By Ralph Cantos
It may have been Los Angeles Transit Lines that coined the phrase “always a car in sight” when referring to the world-famous P Line with its 90-second post-World War II headways.
But all anyone needs do is look at historic photos of Downtown Los Angeles from about 1920 to early 1946, and it would be obvious that the phrase applied to just about the entire rail system.
This postcard is typical of any photo taken in 1928, at or near Broadway & 7th in the CBD. The LARY car lines blanked the entire inner city.
About the only major rail abandonment to take place during that 26 year period, was the L Line along West 10th Street/Olympic Boulevard. It was not low patronage the killed off the L Line, but rather construction and widening of West 10th Street being reconfigured into Olympic Boulevard.
Broadway at 7th was by far the center of all LARY rail service. Its very difficult to determine just how many car lines operated down Broadway at its peak. The LARY was in a constant state of change in re-routing and changing terminals of its car lines with the ease so commonly seen today in “flexible” modern day bus lines.

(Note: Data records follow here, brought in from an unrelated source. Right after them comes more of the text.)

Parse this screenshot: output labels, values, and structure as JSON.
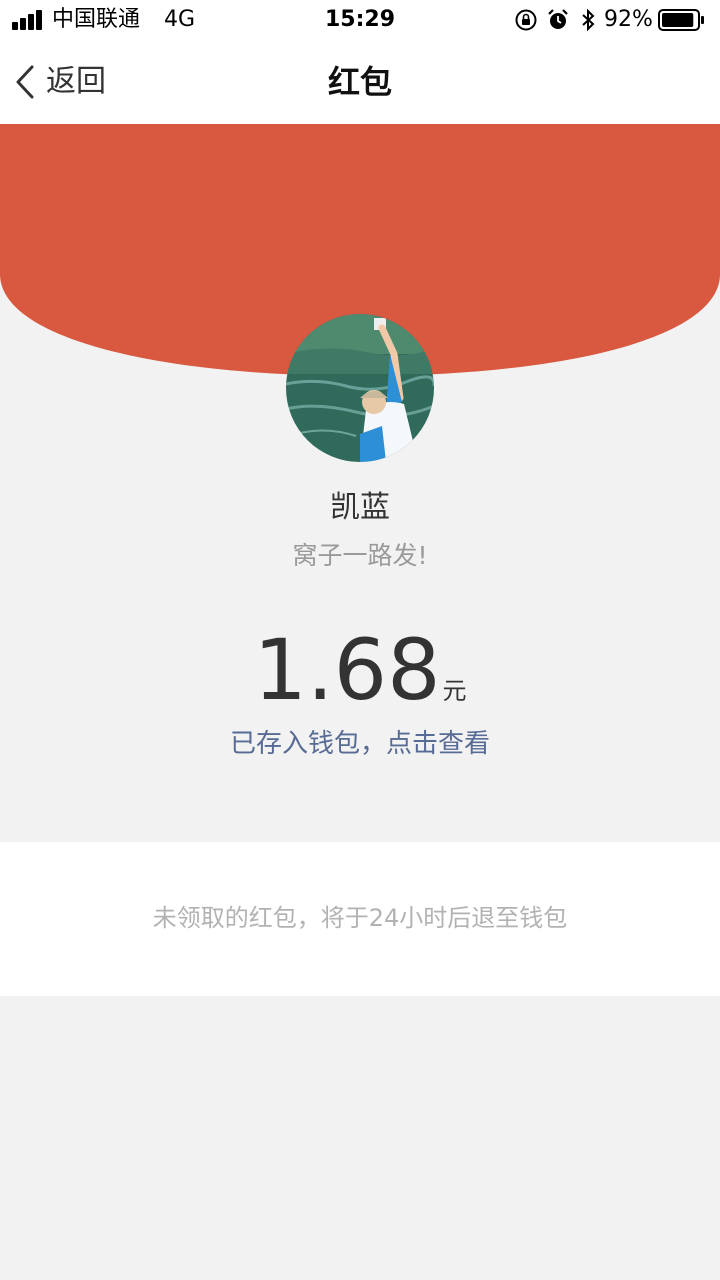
{
  "status_bar": {
    "carrier": "中国联通",
    "network": "4G",
    "time": "15:29",
    "battery_percent": "92%",
    "battery_level": 0.92,
    "icons": [
      "signal-icon",
      "orientation-lock-icon",
      "alarm-icon",
      "bluetooth-icon",
      "battery-icon"
    ]
  },
  "nav": {
    "back_label": "返回",
    "title": "红包"
  },
  "envelope": {
    "sender_name": "凯蓝",
    "greeting": "窝子一路发!",
    "amount": "1.68",
    "unit": "元",
    "wallet_link": "已存入钱包，点击查看"
  },
  "notice": {
    "text": "未领取的红包，将于24小时后退至钱包"
  },
  "colors": {
    "header_red": "#d95940",
    "link_blue": "#576b95",
    "background": "#f2f2f2"
  }
}
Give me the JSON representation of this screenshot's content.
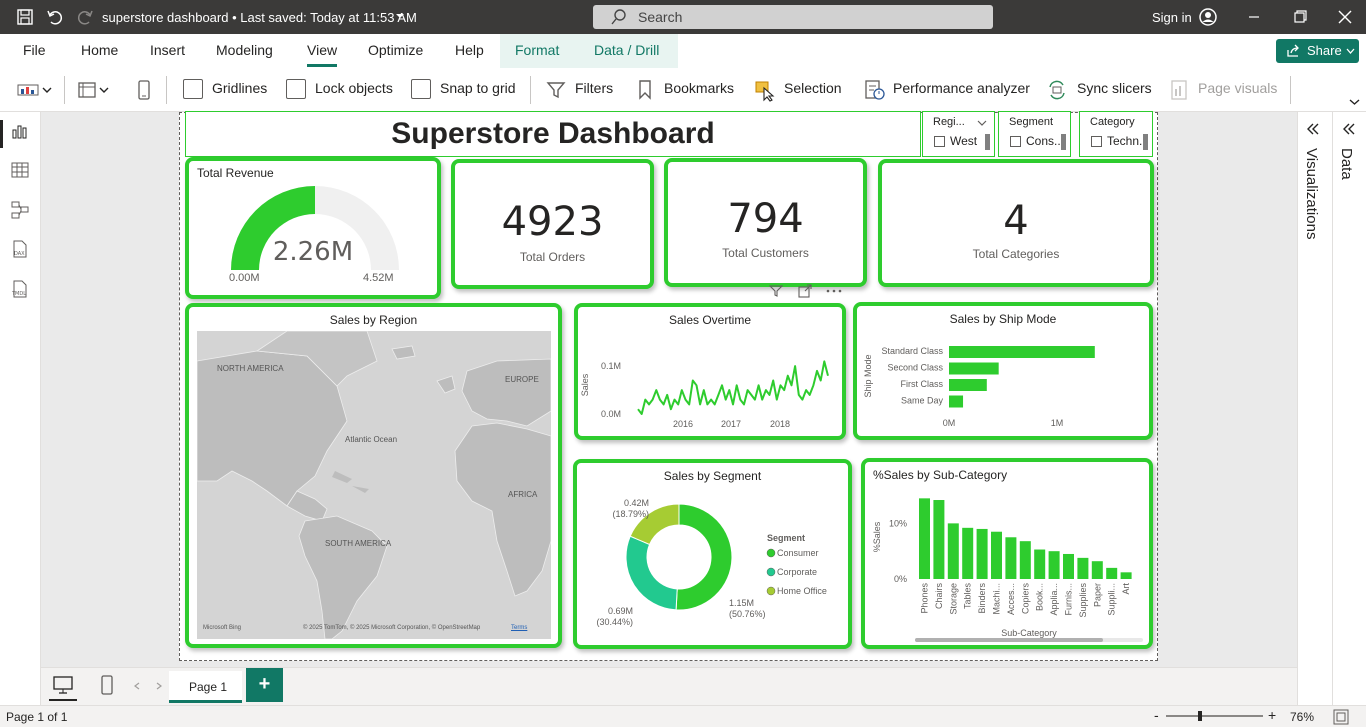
{
  "titlebar": {
    "doc_title": "superstore dashboard • Last saved: Today at 11:53 AM",
    "search_placeholder": "Search",
    "signin": "Sign in"
  },
  "ribbon": {
    "tabs": [
      "File",
      "Home",
      "Insert",
      "Modeling",
      "View",
      "Optimize",
      "Help",
      "Format",
      "Data / Drill"
    ],
    "active_tab": "View",
    "share": "Share",
    "commands": {
      "gridlines": "Gridlines",
      "lock_objects": "Lock objects",
      "snap_to_grid": "Snap to grid",
      "filters": "Filters",
      "bookmarks": "Bookmarks",
      "selection": "Selection",
      "performance_analyzer": "Performance analyzer",
      "sync_slicers": "Sync slicers",
      "page_visuals": "Page visuals"
    }
  },
  "rightpane": {
    "visualizations": "Visualizations",
    "data": "Data"
  },
  "report": {
    "title": "Superstore Dashboard",
    "slicers": [
      {
        "header": "Regi...",
        "value": "West"
      },
      {
        "header": "Segment",
        "value": "Cons..."
      },
      {
        "header": "Category",
        "value": "Techn..."
      }
    ],
    "revenue": {
      "title": "Total Revenue",
      "value": "2.26M",
      "min": "0.00M",
      "max": "4.52M",
      "fraction": 0.5
    },
    "kpis": [
      {
        "value": "4923",
        "label": "Total Orders"
      },
      {
        "value": "794",
        "label": "Total Customers"
      },
      {
        "value": "4",
        "label": "Total Categories"
      }
    ],
    "map": {
      "title": "Sales by Region",
      "labels": [
        "NORTH AMERICA",
        "EUROPE",
        "Atlantic Ocean",
        "AFRICA",
        "SOUTH AMERICA"
      ],
      "attribution": "© 2025 TomTom, © 2025 Microsoft Corporation, © OpenStreetMap",
      "terms": "Terms",
      "brand": "Microsoft Bing"
    }
  },
  "chart_data": [
    {
      "type": "line",
      "title": "Sales Overtime",
      "ylabel": "Sales",
      "yticks": [
        "0.0M",
        "0.1M"
      ],
      "xticks": [
        "2016",
        "2017",
        "2018"
      ],
      "ylim": [
        0,
        0.14
      ],
      "series": [
        {
          "values": [
            0.01,
            0.0,
            0.03,
            0.02,
            0.03,
            0.05,
            0.03,
            0.02,
            0.04,
            0.01,
            0.03,
            0.02,
            0.05,
            0.03,
            0.02,
            0.07,
            0.06,
            0.02,
            0.05,
            0.02,
            0.03,
            0.02,
            0.04,
            0.06,
            0.03,
            0.05,
            0.02,
            0.06,
            0.03,
            0.02,
            0.05,
            0.04,
            0.03,
            0.06,
            0.03,
            0.05,
            0.04,
            0.07,
            0.03,
            0.06,
            0.05,
            0.08,
            0.06,
            0.1,
            0.04,
            0.03,
            0.05,
            0.04,
            0.06,
            0.09,
            0.07,
            0.11,
            0.08
          ]
        }
      ]
    },
    {
      "type": "bar",
      "title": "Sales by Ship Mode",
      "ylabel": "Ship Mode",
      "categories": [
        "Standard Class",
        "Second Class",
        "First Class",
        "Same Day"
      ],
      "values": [
        1.35,
        0.46,
        0.35,
        0.13
      ],
      "xticks": [
        "0M",
        "1M"
      ],
      "xlim": [
        0,
        1.5
      ]
    },
    {
      "type": "pie",
      "title": "Sales by Segment",
      "legend_title": "Segment",
      "categories": [
        "Consumer",
        "Corporate",
        "Home Office"
      ],
      "values": [
        1.15,
        0.69,
        0.42
      ],
      "labels": [
        {
          "value": "1.15M",
          "pct": "(50.76%)"
        },
        {
          "value": "0.69M",
          "pct": "(30.44%)"
        },
        {
          "value": "0.42M",
          "pct": "(18.79%)"
        }
      ],
      "colors": [
        "#2ecc2e",
        "#22c98f",
        "#a6cc33"
      ]
    },
    {
      "type": "bar",
      "title": "%Sales by Sub-Category",
      "ylabel": "%Sales",
      "xlabel": "Sub-Category",
      "categories": [
        "Phones",
        "Chairs",
        "Storage",
        "Tables",
        "Binders",
        "Machi...",
        "Acces...",
        "Copiers",
        "Book...",
        "Applia...",
        "Furnis...",
        "Supplies",
        "Paper",
        "Suppli...",
        "Art"
      ],
      "values": [
        14.5,
        14.2,
        10.0,
        9.2,
        9.0,
        8.5,
        7.5,
        6.8,
        5.3,
        5.0,
        4.5,
        3.8,
        3.2,
        2.0,
        1.2
      ],
      "yticks": [
        "0%",
        "10%"
      ],
      "ylim": [
        0,
        16
      ]
    }
  ],
  "pages": {
    "tab": "Page 1",
    "add": "+"
  },
  "status": {
    "page": "Page 1 of 1",
    "zoom": "76%"
  },
  "colors": {
    "accent": "#117865",
    "visual_green": "#2ecc2e"
  }
}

The PE did operate car lines within the CBD, along Hill Street, Main and 6th Streets, but not with the profuseness of the LARY.
The accompanying photos illustrate just how fantastic rail transit was in LA during those 26 years.
When LATL took over the LARY, things began to change, and not for the better. The once-vast rail system was “butchered” by the “we don’t give a damn” National City Lines management. LA city and Public Utilities Commission officials just sat by with their fingers up their ass and let the whole rail system go to hell.
Ralph Cantos Collection
Anyone know the name of the track layout at 7th and broadway? As I recall it had the normal two tracks crossing at 90 degrees and it had turns off each track to the the cross street. Royal Diamond? When I was a kid I used to stand there waiting to see if any of the cars would make a turn, but they never did. I loved the sound they made as they clattered through the intersection. At rush hours there was a street conductor in all four of the safety islands and they would open the exit door to let passengers off and then collect fares or transfers from the incoming passengers.